I recently had the joy of attending an event with neurodiverse people from all over the university community, to discuss a new young adult novel by Oxford resident and graduate Kala Allen Omeiza, called ‘Afrotistic’. Neurodiversity at Oxford is a new group set up by some of my tutors at St Anne’s, and I feel honoured to go to a college that has such a focus on intersectionality and welfare for all of its students.
The seminar allowed students and staff to share a space to think about intersectionality and disability. We started speaking about the cultural side of this, such as a great example taken from Allen Omeiza’s novel. At one point the protagonist, a 15-year-old black girl with a love of AI tech, writes an essay on the social responsiveness scale, and its use in diagnosing autism. Noa (the protagonist) tells it like it is, explaining how these tests use an outward perspective that ‘measures how cool you are.’ She points out that it’s not fair to compare the white American male archetype of autism to everyone. Why should, she argues, her relatives in Sierra Leone who have a very different social culture to Americans, be tested by its social standard?
From this, we moved to talking about intersectionality. One of my favourite quotes from one attendee was “Ableism isn’t racism, but for disabled people, and racism isn’t ableism but for ethnic minorities.”
Within the discussion there was definitely a sense of coming together over shared experience.
I can’t speak from personal experience about immigration, but I can share the brilliantly eloquent ideas of some of the young people around me. They elaborated on the socioeconomic pressures there are to succeed as a BAME immigrant, and how neurodivergence can be seen as a failure within that community structure. But they also spoke about how, despite the fact that autism, ADHD, OCD, and other conditions can be seen as weaknesses, this misguided concern comes from a place of love. There was so much nuance and understanding throughout this meeting.
Within the discussion there was definitely a sense of coming together over shared experience. Over the vibrant characters in Allen Omeiza’s book, and the joy of a neurodiverse hero. In my reading of Afrotistic, I personally found it really refreshing to see autism portrayed not as a ‘personality trait’ but as an innate part of who Noa is. She is unafraid of this label. Back in Oxford, this concept led us to discuss the neurodiverse embrace of labels, from gender and sexuality, to friendship groups (Noa names her autism group the Roaring Pebbles and it’s adorable). I found Allen Omeiza’s book to be really refreshing in terms of this representation. As our group discussed how ‘disabled’ is a negative label to some, one group member expressed that “The term ‘disabled’ for a disabled person grants innate recognition of the needs you have and, for me, that’s validating.”
Allen Omeiza creates a wonderful cast of characters, and a character-driven novel that highlights the teenage joy of finding your people.
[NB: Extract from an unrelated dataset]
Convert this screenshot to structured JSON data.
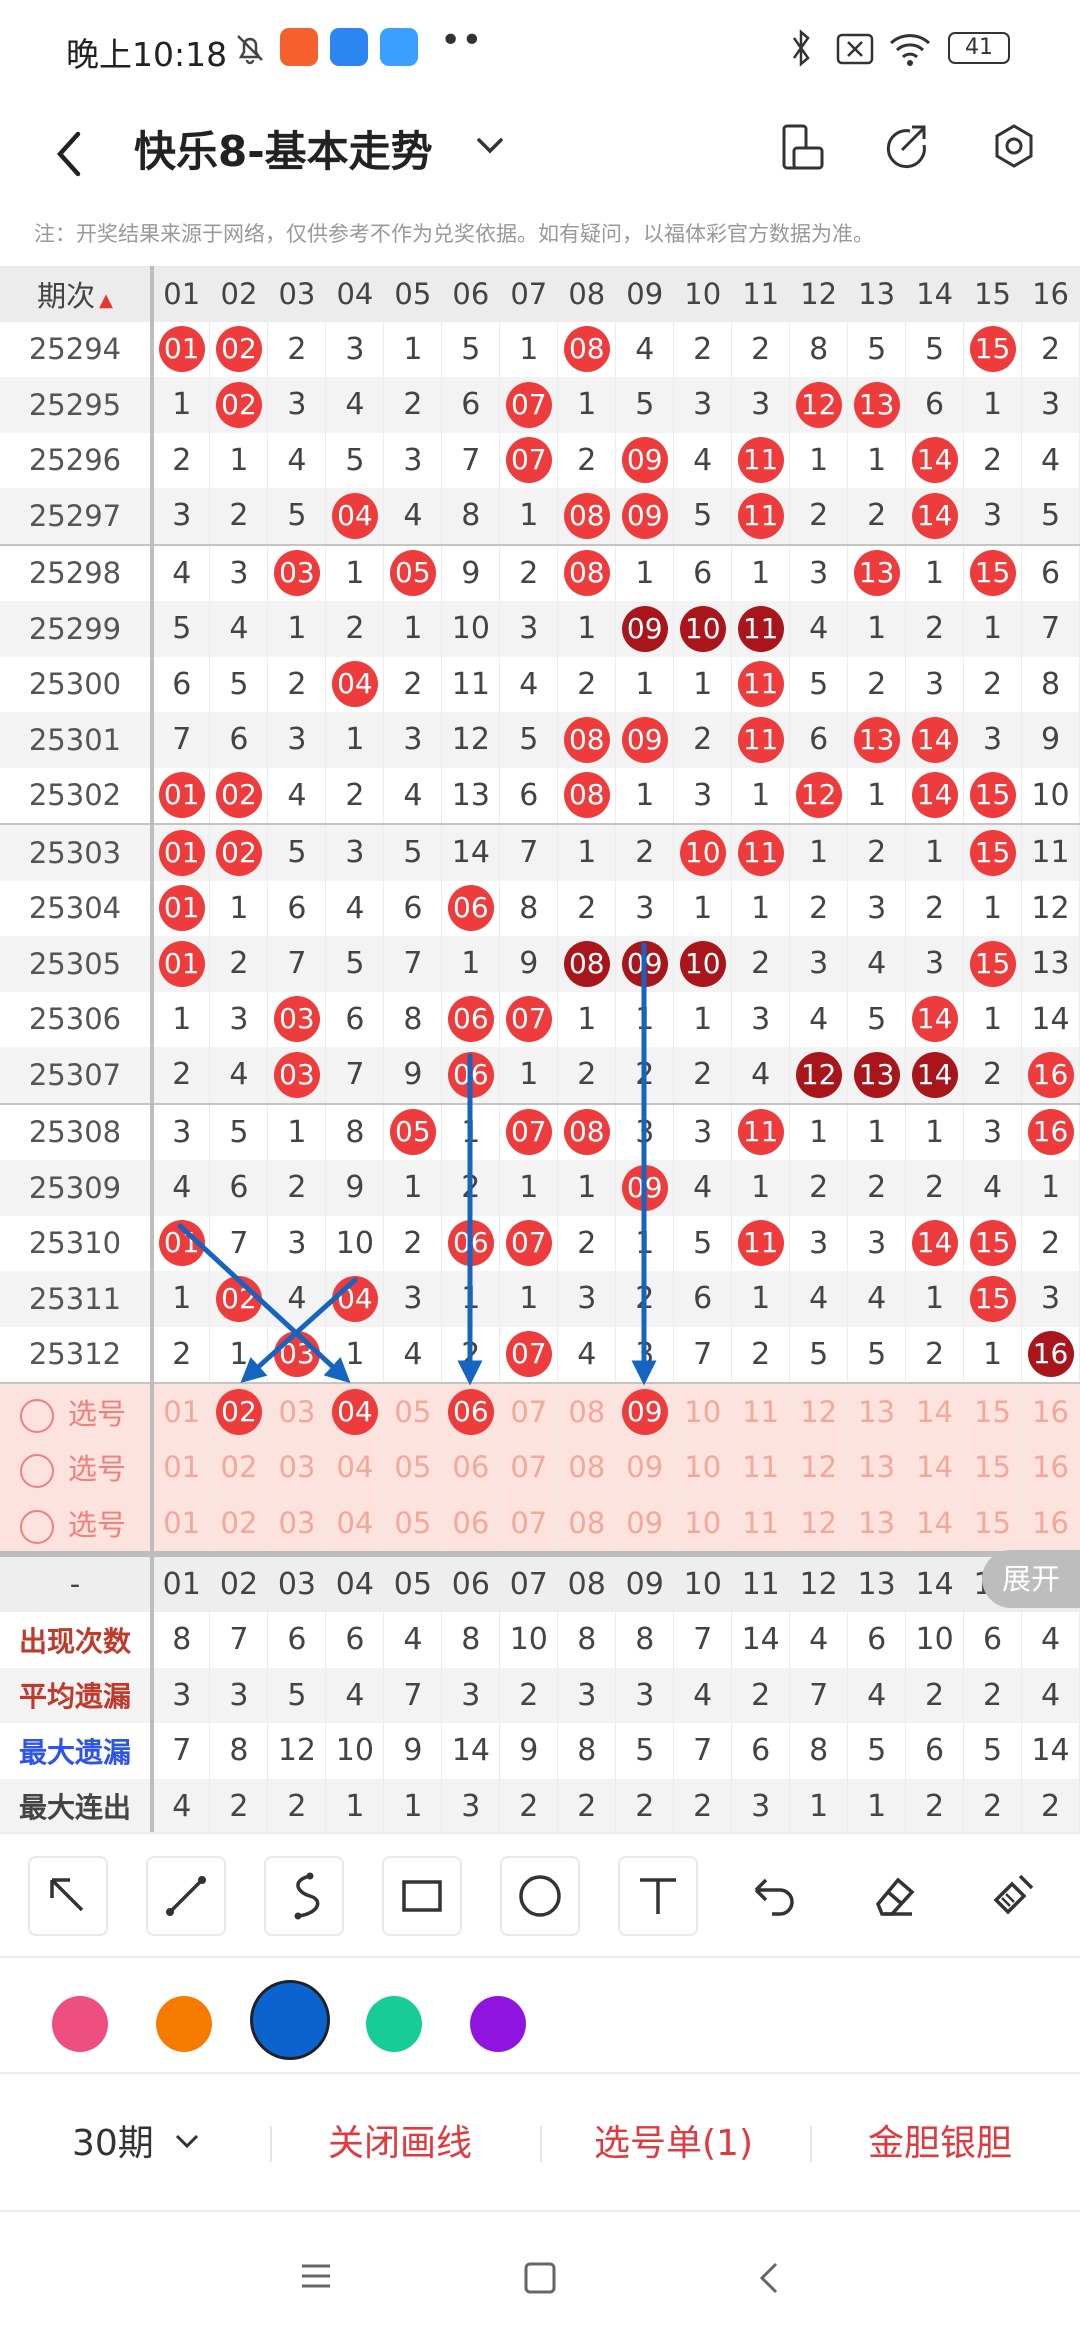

The Roaring Pebbles group welcomes anyone, autistic or not, and I found it so joyful to have a character whose parents were so kind. This kindness was really highlighted in a moment in the book where they install a ramp to the basement where the group meets, without asking questions. The conflict for this novel comes from within the characters themselves, not from miscommunication or a set antagonist. This meant that, for me, it really felt like a novel by an autistic person who truly understands her own experience and managed to capture a subtlety in her writing.
To have such an unabashed and clear example of a black, autistic teen girl as a star of a book for kids brings tears to my eyes.
To have such an unabashed and clear example of a black, autistic teen girl as a star of a book for kids brings tears to my eyes. I would have loved this book as a child, and I can’t wait to read more of what Allen Omeiza has to write, and attend more events from Neurodiversity at Oxford.
Kala Allen Omeiza’s book Afrotistic is available to purchase on Amazon, and make sure to also check out the Neurodiversity at Oxford group if you’re interested!
Featured image description: purple cover of the book ‘Afrotistic’ held by a hand against the background of a lawn and building
Featured image credit: Bronwyn Riani